inter omnes vero convenit utilissime in coitu eius sterni, quem diem alii interlunii, alii silentis lunae appellant.

It is generally agreed, however, by all, that it is the very best time for felling timber, when the moon is in conjunction with the sun, a day which is called by some persons the interlunium, and by others the moon’s silence.

Pliny (c. 79). Natural History 16.74. Translated by John Bostock & H. T. Riley (1855). The Natural History of Pliny, volume III. London: Henry G. Bohn.

Two heavenly bodies are “in conjunction” when they are at their closest approach in the sky, so that by “the moon’s silence” it is clear that Pliny means the “dark of the moon”, the time just before the new moon when there is no moonlight.

This is the passage from Virgil:

Et iam Argiva phalanx instructis navibus ibat
A Tenedo tacitae per amica silentia Lunae

And now the Argive formation of ships sailed in order
Quietly from Tenedos by the friendly silence of the moon

Virgil. Aeneid 2.254–256.

The “Argives” (the Greeks) had pretended to give up hope of winning the Trojan War, and had sailed away, leaving the Trojan Horse behind, but secretly rendezvoused at the island of Tenedos, ready to sail back. So a plausible way to interpret this passage is that the Argive ships were able to slip away from Tenedos unseen by the Trojans because there was no moonlight.


The music of the spheres was still a going belief in Dante's era. The moving planets, including the Sun, produced a harmony past human belief, which might be audible but might be spiritual. Different writers had different opinions on it.

The music could not be heard on Earth either because of its lowliness and flaws, or because of the flawed souls on the Earth. As Shakespeare put it

Sit, Jessica. Look how the floor of heaven
Is thick inlaid with patines of bright gold:
There's not the smallest orb which thou behold'st
But in his motion like an angel sings,
Still quiring to the young-eyed cherubins;
Such harmony is in immortal souls;
But whilst this muddy vesture of decay
Doth grossly close it in, we cannot hear it.

Normally of course this would be something that we are unaware of, but as Dante is beginning a journey to purify his soul, he is clearly and keenly aware of his inability to perceive it — possibly as he recounts the tale retrospectively, remembering his subsequent journey among the planets and in particular the Sun, which is the one visible when this begins.

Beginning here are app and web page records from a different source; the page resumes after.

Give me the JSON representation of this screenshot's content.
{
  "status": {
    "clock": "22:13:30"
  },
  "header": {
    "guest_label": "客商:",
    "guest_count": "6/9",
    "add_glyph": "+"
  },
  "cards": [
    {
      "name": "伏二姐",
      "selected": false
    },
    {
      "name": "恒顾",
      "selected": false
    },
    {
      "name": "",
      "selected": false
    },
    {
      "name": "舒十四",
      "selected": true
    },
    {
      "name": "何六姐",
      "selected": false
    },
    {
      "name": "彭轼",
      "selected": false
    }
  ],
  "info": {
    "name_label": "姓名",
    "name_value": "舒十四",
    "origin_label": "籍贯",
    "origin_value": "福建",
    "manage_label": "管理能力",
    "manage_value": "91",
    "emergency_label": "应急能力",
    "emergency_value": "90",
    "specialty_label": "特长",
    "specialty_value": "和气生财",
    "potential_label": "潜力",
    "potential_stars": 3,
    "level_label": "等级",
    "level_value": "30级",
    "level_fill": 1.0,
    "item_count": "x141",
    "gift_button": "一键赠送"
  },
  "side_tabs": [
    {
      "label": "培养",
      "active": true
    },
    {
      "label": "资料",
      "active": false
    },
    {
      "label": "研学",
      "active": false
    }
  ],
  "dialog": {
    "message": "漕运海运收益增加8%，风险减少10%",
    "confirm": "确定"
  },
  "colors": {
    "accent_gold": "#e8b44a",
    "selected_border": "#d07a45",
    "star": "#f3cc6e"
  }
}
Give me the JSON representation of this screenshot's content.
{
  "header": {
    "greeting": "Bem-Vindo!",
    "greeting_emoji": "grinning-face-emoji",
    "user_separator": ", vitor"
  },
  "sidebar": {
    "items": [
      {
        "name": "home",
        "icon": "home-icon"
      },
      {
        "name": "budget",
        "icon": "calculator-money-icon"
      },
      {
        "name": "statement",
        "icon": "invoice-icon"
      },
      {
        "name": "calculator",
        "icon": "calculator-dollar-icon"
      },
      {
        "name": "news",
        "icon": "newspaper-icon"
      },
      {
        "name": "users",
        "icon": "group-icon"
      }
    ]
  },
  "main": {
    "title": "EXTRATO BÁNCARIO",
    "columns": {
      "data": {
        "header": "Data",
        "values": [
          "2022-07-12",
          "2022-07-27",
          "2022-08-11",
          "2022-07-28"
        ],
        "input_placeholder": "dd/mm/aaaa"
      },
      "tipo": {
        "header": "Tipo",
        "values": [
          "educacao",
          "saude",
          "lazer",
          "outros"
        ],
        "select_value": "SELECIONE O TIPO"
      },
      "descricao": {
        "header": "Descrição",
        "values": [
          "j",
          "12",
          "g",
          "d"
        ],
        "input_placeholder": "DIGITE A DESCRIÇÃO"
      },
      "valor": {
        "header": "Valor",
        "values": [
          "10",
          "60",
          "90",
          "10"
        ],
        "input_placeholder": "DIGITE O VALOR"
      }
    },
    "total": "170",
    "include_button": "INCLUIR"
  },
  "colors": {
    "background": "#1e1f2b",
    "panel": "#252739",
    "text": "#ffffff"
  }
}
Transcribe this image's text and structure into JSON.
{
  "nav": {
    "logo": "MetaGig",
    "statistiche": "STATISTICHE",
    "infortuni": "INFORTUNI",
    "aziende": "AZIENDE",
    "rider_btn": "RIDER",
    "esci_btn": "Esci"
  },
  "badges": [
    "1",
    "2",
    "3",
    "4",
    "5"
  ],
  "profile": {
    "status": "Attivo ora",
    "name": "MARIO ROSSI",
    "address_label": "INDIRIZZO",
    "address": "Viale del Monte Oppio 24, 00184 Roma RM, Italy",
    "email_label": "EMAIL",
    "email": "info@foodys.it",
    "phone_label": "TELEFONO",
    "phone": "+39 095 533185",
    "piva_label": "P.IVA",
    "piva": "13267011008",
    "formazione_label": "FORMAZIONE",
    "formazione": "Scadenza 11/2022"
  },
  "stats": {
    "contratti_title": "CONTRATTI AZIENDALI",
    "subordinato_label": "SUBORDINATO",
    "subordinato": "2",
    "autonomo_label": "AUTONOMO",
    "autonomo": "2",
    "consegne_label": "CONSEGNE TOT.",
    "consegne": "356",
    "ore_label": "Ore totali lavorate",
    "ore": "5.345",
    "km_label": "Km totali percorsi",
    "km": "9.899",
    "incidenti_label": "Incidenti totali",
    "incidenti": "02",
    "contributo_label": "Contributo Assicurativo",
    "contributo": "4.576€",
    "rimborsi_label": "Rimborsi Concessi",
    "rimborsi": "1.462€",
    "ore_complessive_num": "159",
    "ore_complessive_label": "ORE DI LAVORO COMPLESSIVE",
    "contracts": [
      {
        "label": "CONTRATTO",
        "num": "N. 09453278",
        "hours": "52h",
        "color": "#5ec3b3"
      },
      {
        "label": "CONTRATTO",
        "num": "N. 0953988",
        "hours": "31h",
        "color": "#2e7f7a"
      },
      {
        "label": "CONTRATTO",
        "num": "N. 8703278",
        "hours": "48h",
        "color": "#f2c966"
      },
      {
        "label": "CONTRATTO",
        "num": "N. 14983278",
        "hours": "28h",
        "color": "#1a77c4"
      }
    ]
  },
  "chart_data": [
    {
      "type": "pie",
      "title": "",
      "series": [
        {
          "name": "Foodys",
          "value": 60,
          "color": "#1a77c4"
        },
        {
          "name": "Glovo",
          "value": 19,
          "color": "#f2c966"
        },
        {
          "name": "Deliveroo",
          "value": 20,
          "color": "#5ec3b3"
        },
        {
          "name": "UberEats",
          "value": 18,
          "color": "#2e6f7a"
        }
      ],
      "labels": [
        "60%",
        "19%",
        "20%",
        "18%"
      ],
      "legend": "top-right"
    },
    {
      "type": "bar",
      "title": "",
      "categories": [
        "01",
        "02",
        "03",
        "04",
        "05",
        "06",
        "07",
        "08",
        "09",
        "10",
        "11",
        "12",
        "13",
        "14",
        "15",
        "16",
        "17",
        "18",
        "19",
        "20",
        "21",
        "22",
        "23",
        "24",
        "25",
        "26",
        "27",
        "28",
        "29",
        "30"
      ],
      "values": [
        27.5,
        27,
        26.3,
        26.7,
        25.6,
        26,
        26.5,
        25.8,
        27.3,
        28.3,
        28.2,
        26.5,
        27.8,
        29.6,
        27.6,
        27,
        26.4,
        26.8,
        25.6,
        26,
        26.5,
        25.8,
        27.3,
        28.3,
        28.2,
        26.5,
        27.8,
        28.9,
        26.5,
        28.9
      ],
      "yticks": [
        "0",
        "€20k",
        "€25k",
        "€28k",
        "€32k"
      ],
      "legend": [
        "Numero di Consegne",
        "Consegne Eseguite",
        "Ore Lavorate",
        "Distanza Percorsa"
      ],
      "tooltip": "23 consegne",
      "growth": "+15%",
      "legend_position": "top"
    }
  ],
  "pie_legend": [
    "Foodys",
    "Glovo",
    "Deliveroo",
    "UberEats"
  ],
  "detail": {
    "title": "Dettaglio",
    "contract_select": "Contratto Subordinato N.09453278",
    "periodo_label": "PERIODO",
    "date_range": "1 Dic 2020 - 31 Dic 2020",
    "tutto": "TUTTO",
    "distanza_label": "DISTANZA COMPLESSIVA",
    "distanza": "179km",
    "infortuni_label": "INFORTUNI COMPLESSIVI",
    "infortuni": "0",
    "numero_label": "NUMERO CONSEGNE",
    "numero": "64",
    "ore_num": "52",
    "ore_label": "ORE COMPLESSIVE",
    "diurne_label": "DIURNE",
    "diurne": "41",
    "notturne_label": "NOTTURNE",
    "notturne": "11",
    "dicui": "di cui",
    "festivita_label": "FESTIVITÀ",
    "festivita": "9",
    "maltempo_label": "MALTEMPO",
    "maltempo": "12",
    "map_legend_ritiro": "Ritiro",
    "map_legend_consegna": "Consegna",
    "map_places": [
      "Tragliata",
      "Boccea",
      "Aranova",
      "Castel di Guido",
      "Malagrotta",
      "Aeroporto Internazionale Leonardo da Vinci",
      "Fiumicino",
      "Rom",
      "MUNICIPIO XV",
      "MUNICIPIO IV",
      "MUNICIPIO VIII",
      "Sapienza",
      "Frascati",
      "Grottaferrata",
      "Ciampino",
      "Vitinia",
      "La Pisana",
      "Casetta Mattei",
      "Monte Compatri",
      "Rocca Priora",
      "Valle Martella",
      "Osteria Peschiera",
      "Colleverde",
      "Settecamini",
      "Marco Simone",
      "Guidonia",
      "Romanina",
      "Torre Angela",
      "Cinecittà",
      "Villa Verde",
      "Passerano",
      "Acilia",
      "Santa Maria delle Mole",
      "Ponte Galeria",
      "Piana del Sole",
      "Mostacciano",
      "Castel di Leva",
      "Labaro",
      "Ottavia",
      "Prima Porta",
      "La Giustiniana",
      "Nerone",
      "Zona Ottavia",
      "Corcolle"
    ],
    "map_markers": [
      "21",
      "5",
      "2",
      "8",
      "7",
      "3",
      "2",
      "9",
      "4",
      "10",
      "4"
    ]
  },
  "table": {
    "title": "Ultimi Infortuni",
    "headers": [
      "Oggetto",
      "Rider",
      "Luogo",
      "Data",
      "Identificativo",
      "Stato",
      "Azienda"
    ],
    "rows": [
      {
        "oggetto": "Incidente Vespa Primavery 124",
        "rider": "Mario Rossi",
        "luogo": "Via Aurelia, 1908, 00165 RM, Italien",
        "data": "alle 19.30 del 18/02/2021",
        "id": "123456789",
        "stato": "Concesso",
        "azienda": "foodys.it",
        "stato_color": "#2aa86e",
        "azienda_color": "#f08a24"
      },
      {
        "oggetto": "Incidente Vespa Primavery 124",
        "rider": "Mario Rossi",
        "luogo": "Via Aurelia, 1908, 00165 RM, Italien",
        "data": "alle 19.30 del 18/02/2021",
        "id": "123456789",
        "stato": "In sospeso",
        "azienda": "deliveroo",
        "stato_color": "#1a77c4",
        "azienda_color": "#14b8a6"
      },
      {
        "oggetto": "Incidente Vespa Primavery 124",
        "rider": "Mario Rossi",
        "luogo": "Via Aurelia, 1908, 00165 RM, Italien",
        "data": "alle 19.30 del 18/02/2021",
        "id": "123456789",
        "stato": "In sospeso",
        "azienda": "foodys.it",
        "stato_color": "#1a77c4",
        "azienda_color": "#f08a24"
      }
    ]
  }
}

  • In Vedic mythology, the Sun is said to have been recovered from the caves of darkness by the seven ancient sages - the Angirases - who did so through the power of their hymns or Mantras. The Sun is a symbol of Truth but it becomes manifest only upon evoking it by hymning the Truth. See here for example: incarnateword.in/cwsa/15/the-lost-sun-and-the-lost-cows Commented Dec 28, 2022 at 19:42

Your Answer

By clicking “Post Your Answer”, you agree to our terms of service and acknowledge you have read our privacy policy.

Not the answer you're looking for? Browse other questions tagged or ask your own question.